Etymology: Middle English, from Old English grǣg; akin to Old High German grīs, grāo gray
Date: before 12th century
a. of the color gray
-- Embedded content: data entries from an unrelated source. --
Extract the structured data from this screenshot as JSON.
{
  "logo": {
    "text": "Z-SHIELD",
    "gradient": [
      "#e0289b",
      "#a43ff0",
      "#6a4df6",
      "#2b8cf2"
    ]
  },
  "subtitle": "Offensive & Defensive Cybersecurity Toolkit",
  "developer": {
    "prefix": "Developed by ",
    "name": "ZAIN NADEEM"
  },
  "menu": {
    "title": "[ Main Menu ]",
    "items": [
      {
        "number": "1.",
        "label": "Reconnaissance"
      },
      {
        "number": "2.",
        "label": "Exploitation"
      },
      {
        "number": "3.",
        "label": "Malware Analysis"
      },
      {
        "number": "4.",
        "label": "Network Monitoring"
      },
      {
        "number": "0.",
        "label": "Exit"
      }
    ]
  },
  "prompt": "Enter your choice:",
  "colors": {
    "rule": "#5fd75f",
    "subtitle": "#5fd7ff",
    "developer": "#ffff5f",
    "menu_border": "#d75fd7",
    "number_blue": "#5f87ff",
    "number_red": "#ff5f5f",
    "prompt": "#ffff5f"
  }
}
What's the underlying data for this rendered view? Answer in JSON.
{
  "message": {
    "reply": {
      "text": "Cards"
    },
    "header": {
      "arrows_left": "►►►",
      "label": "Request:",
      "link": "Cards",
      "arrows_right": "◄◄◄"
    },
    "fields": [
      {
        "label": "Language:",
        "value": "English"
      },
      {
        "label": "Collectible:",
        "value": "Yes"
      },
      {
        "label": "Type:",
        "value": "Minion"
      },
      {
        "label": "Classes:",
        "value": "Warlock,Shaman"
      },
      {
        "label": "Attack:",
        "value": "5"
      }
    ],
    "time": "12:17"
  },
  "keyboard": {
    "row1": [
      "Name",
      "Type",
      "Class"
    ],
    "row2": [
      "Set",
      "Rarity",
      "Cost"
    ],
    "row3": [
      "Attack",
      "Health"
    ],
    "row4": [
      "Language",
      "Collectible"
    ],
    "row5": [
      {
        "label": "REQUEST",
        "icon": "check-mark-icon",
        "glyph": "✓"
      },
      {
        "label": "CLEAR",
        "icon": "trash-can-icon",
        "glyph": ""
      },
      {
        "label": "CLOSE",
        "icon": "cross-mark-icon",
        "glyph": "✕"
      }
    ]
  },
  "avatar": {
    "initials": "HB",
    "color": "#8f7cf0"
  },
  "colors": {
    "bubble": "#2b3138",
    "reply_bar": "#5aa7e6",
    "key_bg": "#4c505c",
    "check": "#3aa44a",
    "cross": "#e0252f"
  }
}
b. tending toward gray <blue-gray eyes> c. dull in color 2. having the hair gray ; hoary 3. clothed in gray 4. a. lacking cheer or brightness in mood, outlook, style, or flavor; also dismal, gloomy <a gray day> b. prosaically ordinary ; dull, uninteresting 5. having an intermediate and often vaguely defined position, condition, or character <an ethically gray area> • grayly adverb • grayness noun II. noun also grey Date: 13th century 1. something (as an animal, garment, cloth, or spot) of a gray color 2. any of a series of neutral colors ranging between black and white 3. a. a soldier in the Confederate army during the American Civil War b. often capitalized the Confederate army III. verb also grey Date: 14th century transitive verb to make gray intransitive verb 1. to become gray <graying hair> 2. age; also to contain an increasing percentage of older people IV. noun Etymology: Louis H. Gray died 1965 British radiobiologist Date: 1975 the mks unit of absorbed dose of ionizing radiation equal to an energy of one joule per kilogram of irradiated material — abbreviation Gy
New Collegiate Dictionary. 2001.